It’s the 12-year-old who suffers from anxiety that lights up when I give him worry stones.
It’s the beauty of family even if it looks like a husband, a wife, a pet, and no kids – not because kids aren’t loved or wanted but because maybe they aren’t possible or maybe they just aren’t part of the love story.
It’s waking up next to your best friend and soulmate every day even if their breath smells of yesterday.
It’s the fruit of hard labor after failing time and time again.
It’s the courage to recognize when something joyous becomes suffering and you choose to chase joy again.
It’s the cardinal that sits on the windowsill or the rainbow that fills the sky when you are missing lost loved ones.
The “most profound, tenderest things in the world,” (Dietrich Bonhoeffer) are all of these things and more.
It’s day one of advent. My devotion for today quotes theologian Dietrich Bonhoeffer several times. A man who was imprisoned for his resistance efforts against Hitler’s regime and eventually died in a concentration camp just weeks before the end of the second World War.
In a letter (from his prison cell) he wrote to his parents:
“Celebrating advent means being able to wait. Waiting is an art that impatient age has forgotten. It wants to break open the ripe fruit when it has hardly finished planting the shoot…For the greatest, most profound, tenderest things in the world, we must wait.”Dietrich Bonhoeffer
At the height of Hitler’s regime, Bonhoeffer had the courage to wait…to hope for the greatest, most profound, tenderest thing in the world. He held faith close hoping and waiting for a new heaven and a new earth, the home of righteousness (2 Peter 3:13). In the end, I’m not sure his waiting for the home of righteousness was all about the end of Hitler’s Germany. Of course, I feel confident he was waiting for freedom and peace, not only for himself, but for all. I feel he was waiting for humanity to serve Godly love and ardent hope.
In a world imprisoned by anger, hate, divisiveness, impatience, I choose to recognize the dark but embrace the light. I choose to hope and wait. It’s in the stillness of waiting that I not only notice the greatest, most profound, tenderest things in the world, I feel them too. I choose to make the very act of waiting holy (Kate Bowler).

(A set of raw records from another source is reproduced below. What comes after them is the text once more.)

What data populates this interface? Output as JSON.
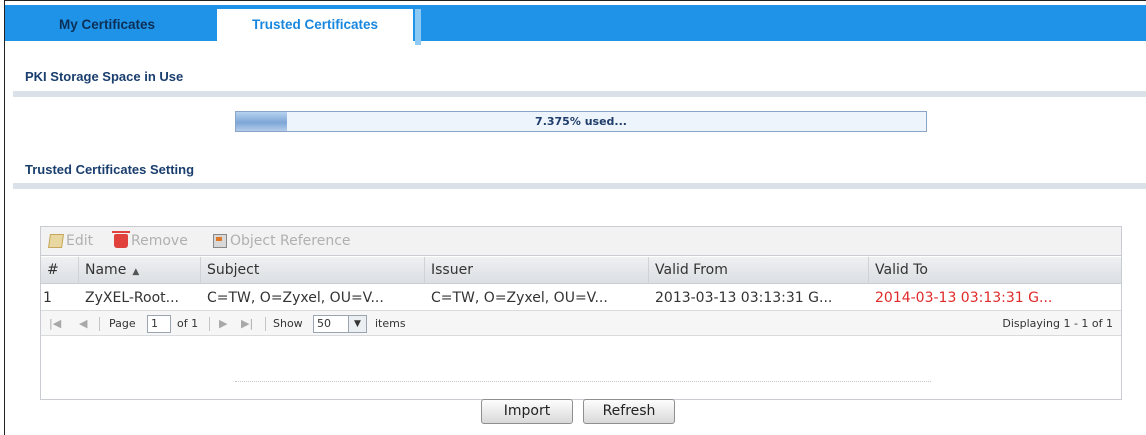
{
  "tabs": [
    {
      "label": "My Certificates",
      "active": false
    },
    {
      "label": "Trusted Certificates",
      "active": true
    }
  ],
  "storage": {
    "title": "PKI Storage Space in Use",
    "used_percent": 7.375,
    "text": "7.375% used..."
  },
  "setting": {
    "title": "Trusted Certificates Setting"
  },
  "toolbar": {
    "edit_label": "Edit",
    "remove_label": "Remove",
    "object_reference_label": "Object Reference"
  },
  "table": {
    "columns": [
      "#",
      "Name",
      "Subject",
      "Issuer",
      "Valid From",
      "Valid To"
    ],
    "sorted_column": "Name",
    "rows": [
      {
        "index": "1",
        "name": "ZyXEL-Root...",
        "subject": "C=TW, O=Zyxel, OU=V...",
        "issuer": "C=TW, O=Zyxel, OU=V...",
        "valid_from": "2013-03-13 03:13:31 G...",
        "valid_to": "2014-03-13 03:13:31 G..."
      }
    ]
  },
  "pager": {
    "page_label": "Page",
    "page_value": "1",
    "of_label": "of 1",
    "show_label": "Show",
    "show_value": "50",
    "items_label": "items",
    "displaying": "Displaying 1 - 1 of 1"
  },
  "buttons": {
    "import_label": "Import",
    "refresh_label": "Refresh"
  },
  "colors": {
    "tab_bar": "#1e93e8",
    "section_title": "#1a3e6e",
    "expired_text": "#e02a2a"
  }
}
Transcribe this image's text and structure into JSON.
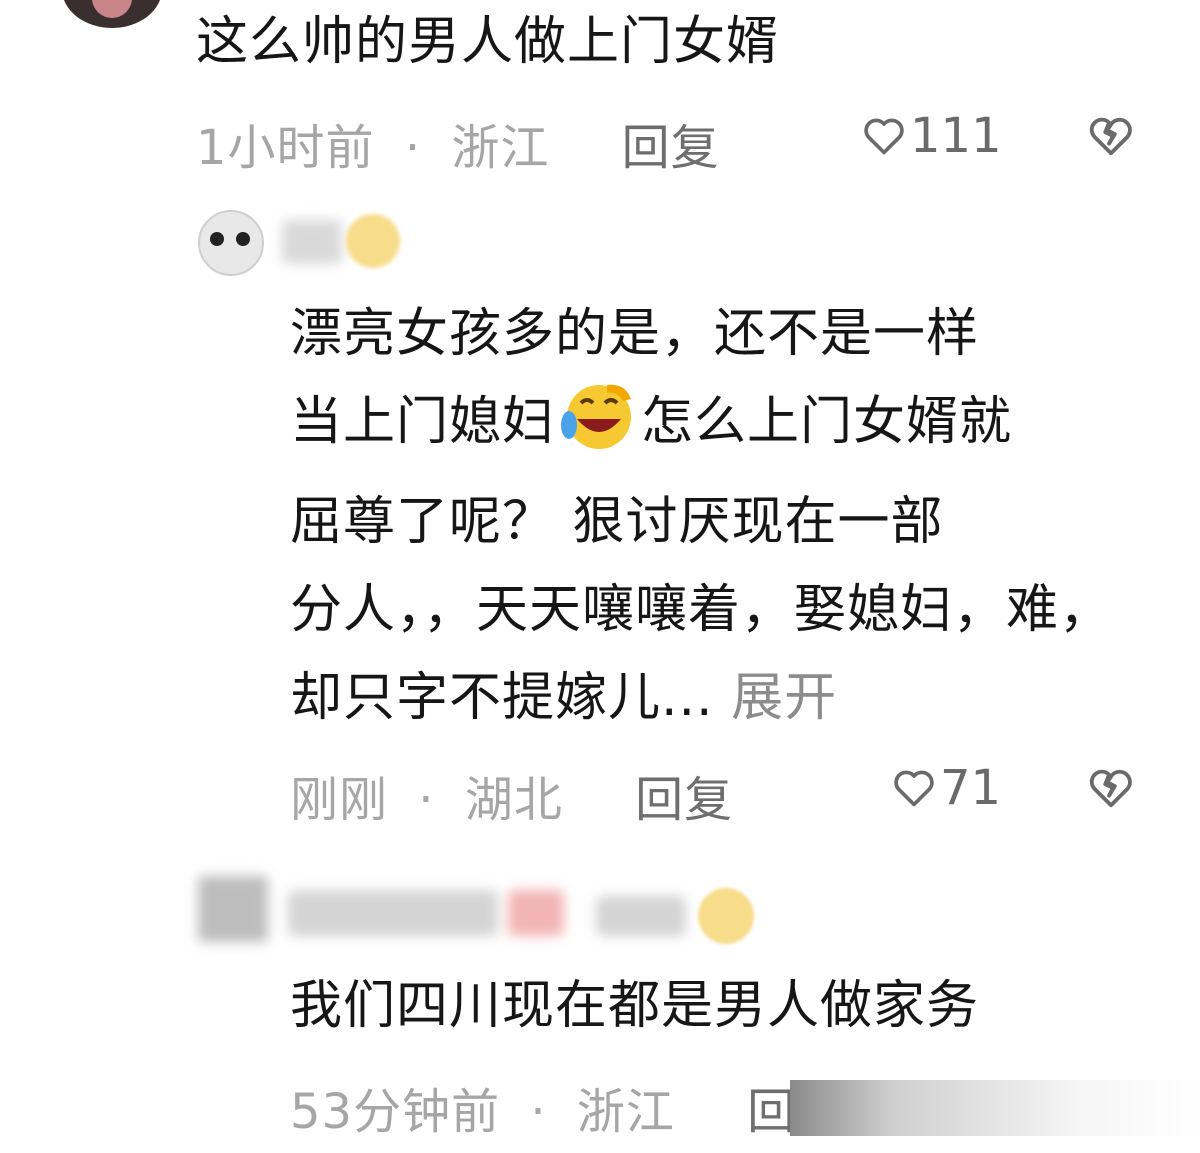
{
  "comments": [
    {
      "text": "这么帅的男人做上门女婿",
      "time": "1小时前",
      "location": "浙江",
      "reply_label": "回复",
      "likes": "111"
    },
    {
      "lines": [
        "漂亮女孩多的是，还不是一样",
        "当上门媳妇",
        "怎么上门女婿就",
        "屈尊了呢？    狠讨厌现在一部",
        "分人，，天天嚷嚷着，娶媳妇，难，",
        "却只字不提嫁儿..."
      ],
      "expand_label": "展开",
      "time": "刚刚",
      "location": "湖北",
      "reply_label": "回复",
      "likes": "71"
    },
    {
      "text": "我们四川现在都是男人做家务",
      "time": "53分钟前",
      "location": "浙江",
      "reply_label": "回"
    }
  ],
  "separator": "·",
  "icons": {
    "like": "heart-outline-icon",
    "dislike": "broken-heart-icon",
    "laugh": "rolling-laugh-emoji",
    "smirk": "smirk-emoji"
  },
  "colors": {
    "text": "#161616",
    "meta": "#a6a6a6",
    "reply": "#6e6e6e"
  }
}
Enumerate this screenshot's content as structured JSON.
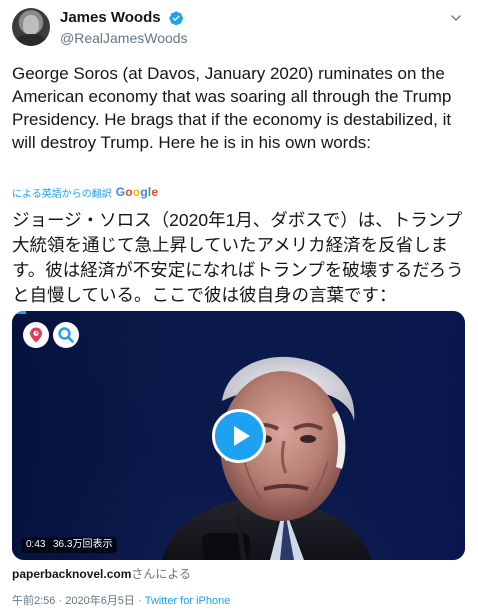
{
  "author": {
    "display_name": "James Woods",
    "handle": "@RealJamesWoods",
    "verified": true
  },
  "tweet": {
    "text": "George Soros (at Davos, January 2020) ruminates on the American economy that was soaring all through the Trump Presidency. He brags that if the economy is destabilized, it will destroy Trump. Here he is in his own words:",
    "translate_label": "による英語からの翻訳",
    "translate_provider": "Google",
    "translated_text": "ジョージ・ソロス（2020年1月、ダボスで）は、トランプ大統領を通じて急上昇していたアメリカ経済を反省します。彼は経済が不安定になればトランプを破壊するだろうと自慢している。ここで彼は彼自身の言葉です："
  },
  "video": {
    "duration": "0:43",
    "views": "36.3万回表示",
    "icons": [
      "periscope-icon",
      "magnify-icon",
      "play-icon"
    ]
  },
  "attribution": {
    "domain": "paperbacknovel.com",
    "suffix": "さんによる"
  },
  "meta": {
    "time": "午前2:56",
    "separator1": "·",
    "date": "2020年6月5日",
    "separator2": "·",
    "source": "Twitter for iPhone"
  },
  "colors": {
    "accent": "#1da1f2",
    "secondary_text": "#657786",
    "primary_text": "#14171a"
  }
}
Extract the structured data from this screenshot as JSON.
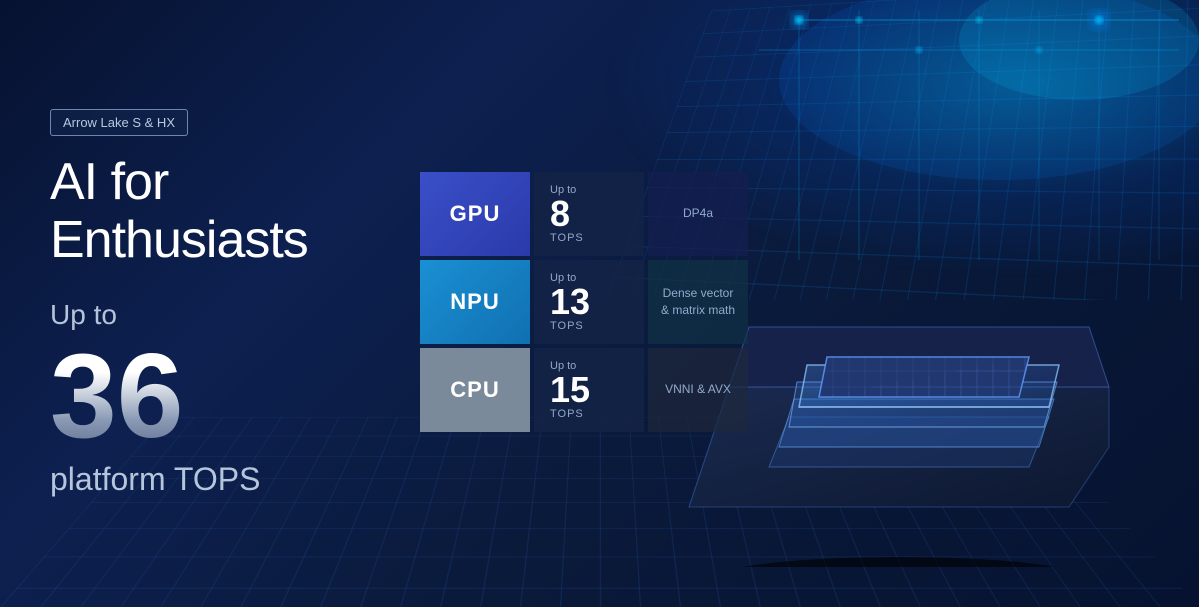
{
  "badge": {
    "label": "Arrow Lake S & HX"
  },
  "hero": {
    "title": "AI for Enthusiasts",
    "up_to": "Up to",
    "number": "36",
    "platform_tops": "platform TOPS"
  },
  "stats": [
    {
      "id": "gpu",
      "label": "GPU",
      "up_to": "Up to",
      "value": "8",
      "unit": "TOPS",
      "description": "DP4a",
      "bg_class": "gpu-bg",
      "desc_class": "gpu-desc"
    },
    {
      "id": "npu",
      "label": "NPU",
      "up_to": "Up to",
      "value": "13",
      "unit": "TOPS",
      "description": "Dense vector & matrix math",
      "bg_class": "npu-bg",
      "desc_class": "npu-desc"
    },
    {
      "id": "cpu",
      "label": "CPU",
      "up_to": "Up to",
      "value": "15",
      "unit": "TOPS",
      "description": "VNNI & AVX",
      "bg_class": "cpu-bg",
      "desc_class": "cpu-desc"
    }
  ],
  "colors": {
    "background": "#0a1a3a",
    "gpu_blue": "#3a4fc8",
    "npu_cyan": "#1a90d4",
    "cpu_gray": "#7a8a9a",
    "text_primary": "#ffffff",
    "text_secondary": "rgba(180,200,230,0.9)"
  }
}
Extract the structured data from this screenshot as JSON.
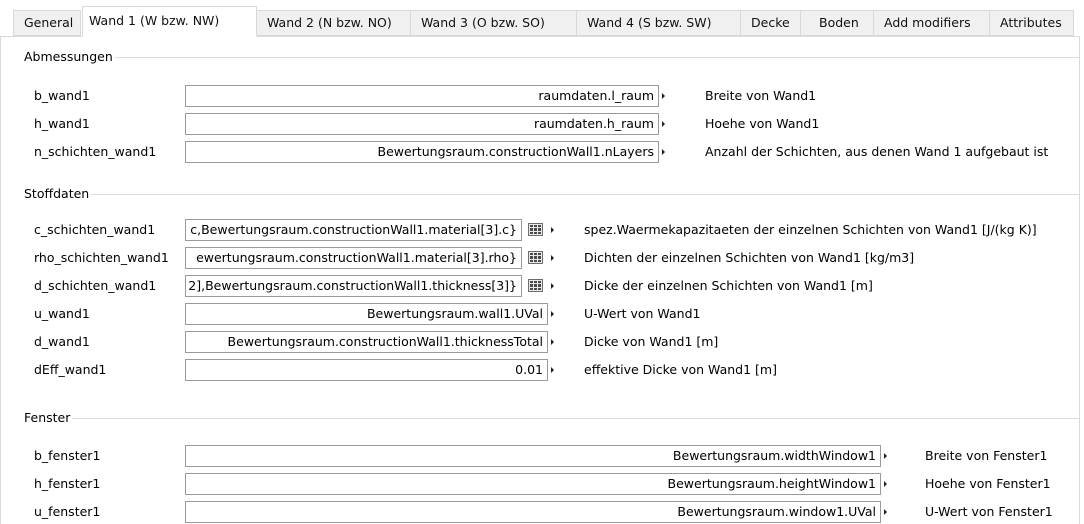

This holiday season I challenge you (and myself) to embrace making waiting holy. If you are waiting in the long grocery line or in holiday traffic, just wait. Choose to look for the greatest, most profound, tenderest things in the world in that moment of holy waiting.